On the road

Ci spiace, ma questo articolo è disponibile soltanto in English, Castellano, Français e Русский. Per ragioni di convenienza del visitatore, il contenuto è mostrato sotto nella lingua principale di questo sito. Puoi cliccare su uno dei links per cambiare la lingua del sito in un’altra lingua disponibile.


When the Ecotopia Biketour is moving, normally we cycle between 30 and 70 kilometers a day, depending on the quality of the roads and the difficulty of the terrain. At least every 3 cycling days we have a rest day. But often the distances between the projects, where we also stay some days, are shorter than 3 days of cycling. We don’t cycle together as the whole group all the time. We would have to stop every 5 minutes, waiting for someone peeing or stopping for whatever the reason is. Everybody can go on their own pace and take as many breaks as they want, usually in smaller groups and sometimes even alone.

You will still meet the others on the way. But how do the cyclists then know where to go?

Our solution for that is a task called “scouting“. For each cycling day a couple of people voluntarily take up this task. They check the route a day before and try to find the best way either to the next fixed point where we want to go or if it takes more than a day to cycle, they look for an area on the way where it could be nice to wild camp (like next to a lake or a forest). There are different ways to “scout”: they can write simple “marzruta” notes (with a list of places that are passed by) and spread them around the group in the morning; write a more detailed description or draw a map so that the others can have a look during breakfast and make their own marzrutas. While on the way they mark the directions for the others to follow. Either they can draw signs on the road with a chalk or a piece of brick, or scratch them in the sandor „build“ some from sticks or stones or use some other creative means. The sign consist of an arrow with a “B” tail (B for Biketour). It can also make sense to mark other things on the way, such as water sources, swimming places, fruit trees or supermarkets. Another possibility, to mark the way, is to put Biketour-stickers on the road signs.

The scouts have the communal phone which they can use to call the next project if they get lost on the way there. Also people in the back can call them to ask about the route if they get lost.
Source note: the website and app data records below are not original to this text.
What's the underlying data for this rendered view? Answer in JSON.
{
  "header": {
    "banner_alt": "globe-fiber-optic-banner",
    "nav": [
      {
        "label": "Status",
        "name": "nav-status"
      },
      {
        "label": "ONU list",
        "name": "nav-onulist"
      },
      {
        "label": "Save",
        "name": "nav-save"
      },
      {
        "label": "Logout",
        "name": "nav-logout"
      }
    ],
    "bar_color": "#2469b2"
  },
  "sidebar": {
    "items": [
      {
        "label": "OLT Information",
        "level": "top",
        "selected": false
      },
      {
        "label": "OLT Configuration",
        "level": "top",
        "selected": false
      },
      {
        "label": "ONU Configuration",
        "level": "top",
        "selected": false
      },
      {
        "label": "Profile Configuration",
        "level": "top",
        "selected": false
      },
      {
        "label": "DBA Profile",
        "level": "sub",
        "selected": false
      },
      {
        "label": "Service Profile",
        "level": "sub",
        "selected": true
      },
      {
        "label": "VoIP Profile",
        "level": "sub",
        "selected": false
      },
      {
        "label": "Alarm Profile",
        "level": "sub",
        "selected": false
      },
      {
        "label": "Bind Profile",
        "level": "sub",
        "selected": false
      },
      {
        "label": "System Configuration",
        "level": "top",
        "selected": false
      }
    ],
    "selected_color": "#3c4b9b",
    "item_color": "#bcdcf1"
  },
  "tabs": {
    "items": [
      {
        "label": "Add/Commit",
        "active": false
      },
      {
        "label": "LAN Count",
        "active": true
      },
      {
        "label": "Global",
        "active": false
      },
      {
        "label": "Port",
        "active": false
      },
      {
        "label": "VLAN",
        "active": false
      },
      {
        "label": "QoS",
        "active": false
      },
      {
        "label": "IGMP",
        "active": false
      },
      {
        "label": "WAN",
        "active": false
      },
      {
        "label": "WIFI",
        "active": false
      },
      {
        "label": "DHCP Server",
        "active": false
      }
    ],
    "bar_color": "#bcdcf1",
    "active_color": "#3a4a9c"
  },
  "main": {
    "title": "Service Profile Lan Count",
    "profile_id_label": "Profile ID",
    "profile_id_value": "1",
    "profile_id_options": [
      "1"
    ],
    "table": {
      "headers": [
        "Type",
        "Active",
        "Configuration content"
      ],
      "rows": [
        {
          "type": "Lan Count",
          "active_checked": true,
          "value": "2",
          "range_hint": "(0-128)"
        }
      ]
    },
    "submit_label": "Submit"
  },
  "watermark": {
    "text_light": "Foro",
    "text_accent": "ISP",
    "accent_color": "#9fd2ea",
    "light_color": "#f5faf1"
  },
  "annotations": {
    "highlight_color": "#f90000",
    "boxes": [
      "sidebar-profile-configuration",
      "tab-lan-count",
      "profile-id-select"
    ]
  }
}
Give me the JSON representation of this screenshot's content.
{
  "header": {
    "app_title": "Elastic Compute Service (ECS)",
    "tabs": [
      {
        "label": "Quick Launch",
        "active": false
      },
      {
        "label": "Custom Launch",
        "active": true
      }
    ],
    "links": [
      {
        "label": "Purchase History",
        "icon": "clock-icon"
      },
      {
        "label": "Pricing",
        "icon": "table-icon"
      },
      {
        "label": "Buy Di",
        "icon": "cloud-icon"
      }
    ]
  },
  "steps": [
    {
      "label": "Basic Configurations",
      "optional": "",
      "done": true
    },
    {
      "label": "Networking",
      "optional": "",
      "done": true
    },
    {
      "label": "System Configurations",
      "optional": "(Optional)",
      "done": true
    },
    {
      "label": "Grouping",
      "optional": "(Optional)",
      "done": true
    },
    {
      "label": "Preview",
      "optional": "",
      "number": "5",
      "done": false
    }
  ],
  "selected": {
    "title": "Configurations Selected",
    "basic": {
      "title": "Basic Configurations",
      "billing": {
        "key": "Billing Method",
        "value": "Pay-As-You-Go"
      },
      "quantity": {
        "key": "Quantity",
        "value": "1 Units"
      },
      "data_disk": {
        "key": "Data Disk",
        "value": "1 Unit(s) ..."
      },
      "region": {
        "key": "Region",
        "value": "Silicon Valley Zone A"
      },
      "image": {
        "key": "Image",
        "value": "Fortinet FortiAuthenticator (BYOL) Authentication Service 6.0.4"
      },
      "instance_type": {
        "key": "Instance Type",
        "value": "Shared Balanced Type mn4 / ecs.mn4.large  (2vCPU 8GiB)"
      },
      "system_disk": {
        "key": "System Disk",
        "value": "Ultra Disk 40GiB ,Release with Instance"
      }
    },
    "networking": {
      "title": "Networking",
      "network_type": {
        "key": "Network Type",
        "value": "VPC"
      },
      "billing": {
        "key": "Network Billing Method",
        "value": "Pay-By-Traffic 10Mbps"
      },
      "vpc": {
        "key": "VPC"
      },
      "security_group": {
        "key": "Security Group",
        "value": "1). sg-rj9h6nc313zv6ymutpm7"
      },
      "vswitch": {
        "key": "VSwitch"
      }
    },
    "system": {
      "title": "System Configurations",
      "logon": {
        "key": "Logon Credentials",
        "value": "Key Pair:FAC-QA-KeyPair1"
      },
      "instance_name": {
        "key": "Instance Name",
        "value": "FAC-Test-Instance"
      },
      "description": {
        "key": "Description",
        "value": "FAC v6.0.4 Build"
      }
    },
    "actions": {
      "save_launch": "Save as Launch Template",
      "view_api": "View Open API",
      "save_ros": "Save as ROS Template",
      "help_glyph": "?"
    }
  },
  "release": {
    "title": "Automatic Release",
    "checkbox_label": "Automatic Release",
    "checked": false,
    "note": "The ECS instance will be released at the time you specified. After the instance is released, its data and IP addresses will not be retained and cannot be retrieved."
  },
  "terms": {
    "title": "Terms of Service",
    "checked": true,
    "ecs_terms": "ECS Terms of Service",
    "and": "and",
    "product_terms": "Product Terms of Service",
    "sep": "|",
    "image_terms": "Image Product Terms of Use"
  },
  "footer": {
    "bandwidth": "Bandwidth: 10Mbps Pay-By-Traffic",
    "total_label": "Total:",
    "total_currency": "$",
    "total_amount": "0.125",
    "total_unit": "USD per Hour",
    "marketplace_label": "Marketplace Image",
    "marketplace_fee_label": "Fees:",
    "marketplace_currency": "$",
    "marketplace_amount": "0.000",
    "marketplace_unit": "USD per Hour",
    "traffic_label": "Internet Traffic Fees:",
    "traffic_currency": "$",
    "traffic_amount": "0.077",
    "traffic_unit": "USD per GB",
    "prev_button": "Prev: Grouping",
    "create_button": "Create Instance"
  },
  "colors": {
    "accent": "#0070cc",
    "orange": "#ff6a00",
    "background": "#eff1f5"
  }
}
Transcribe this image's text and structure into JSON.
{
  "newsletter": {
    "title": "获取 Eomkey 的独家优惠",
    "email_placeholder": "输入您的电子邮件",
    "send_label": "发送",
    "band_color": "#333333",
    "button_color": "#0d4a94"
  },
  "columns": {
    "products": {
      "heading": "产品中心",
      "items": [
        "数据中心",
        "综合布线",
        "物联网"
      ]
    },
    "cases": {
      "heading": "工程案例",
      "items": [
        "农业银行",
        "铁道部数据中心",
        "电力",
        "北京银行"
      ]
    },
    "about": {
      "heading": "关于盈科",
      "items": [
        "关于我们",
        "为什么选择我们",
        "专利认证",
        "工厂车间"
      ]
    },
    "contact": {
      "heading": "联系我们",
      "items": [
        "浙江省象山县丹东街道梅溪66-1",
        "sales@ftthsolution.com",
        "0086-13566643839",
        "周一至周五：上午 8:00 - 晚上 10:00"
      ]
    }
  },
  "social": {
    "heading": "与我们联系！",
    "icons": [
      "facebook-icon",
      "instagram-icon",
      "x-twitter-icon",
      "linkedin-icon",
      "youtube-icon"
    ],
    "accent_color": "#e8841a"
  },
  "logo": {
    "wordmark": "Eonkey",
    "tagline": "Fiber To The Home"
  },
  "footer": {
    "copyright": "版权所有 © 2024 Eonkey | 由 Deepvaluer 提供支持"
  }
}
For camping in the wild, the Scouts need to find a proper spot. They should call people in the tail in the afternoon to see how far behind people are, to avoid cycling too far and the other people arriving really late. The best wild-camping spot is one that has enough space for everybody to build their tents, a nearby water source (a public tap or a house to ask or a spring), some trees to find firewood and offer enough shade in the morning, and it should be easily accessible even for people pulling heavy trailers. If there are people living close by, it is better to ask them if it’s okay to camp there.

The scouts are the first to leave the starting point and also the first to arrive at the sleeping place. Thus they can already make some preparations for camping, such as collecting firewood.

The other end of the group is called the “tail“. The people in the tail carry the essential bike tools and the first-aid kit and always stay behind the other people. If someone gets stuck, the tail reaches them and helps them to fix their bikes or helps them to find another solution. The tail carries the second communal phone in order to be in contact with the scouts and to be available, if someone has a problem. The people are advised to cycle before the tail unless they are fine with becoming a part of it.

Another very important task is to carry communal things. Our food and dishes and all the other important things travel with us on trailers. They are an integral part of the biketour as they support our philosophy of living in a community, so they need to be handled with love and care. These trailers can be attached to almost every bike quite effortlessly. They are pulled each cycling day by someone else. This task can also be shared half way.

Currently the biketour has 2 trailers (one got missing 3 years ago). A smaller 2-wheel trailer that is attached to the axle of the rear wheel. You take it out, add the small metal hitch and then hook in the trailer. It is quite stable and makes you feel like a truck when you cycle. ;)

The other is a one-wheel trailer which comes with a special rear wheel axle. You need to take out yours and replace it by the one that is made for attaching to the trailer. While cycling, you don’t feel much a difference with this one. You just have to be more careful with balancing its weight when you are slowing down. Some people even get emotionally attached to this one after some time…

Sometimes people pull their own trailers which still doesn’t stop them from attaching a second one (check the trailer train in the last photo!).




I commenti sono chiusi.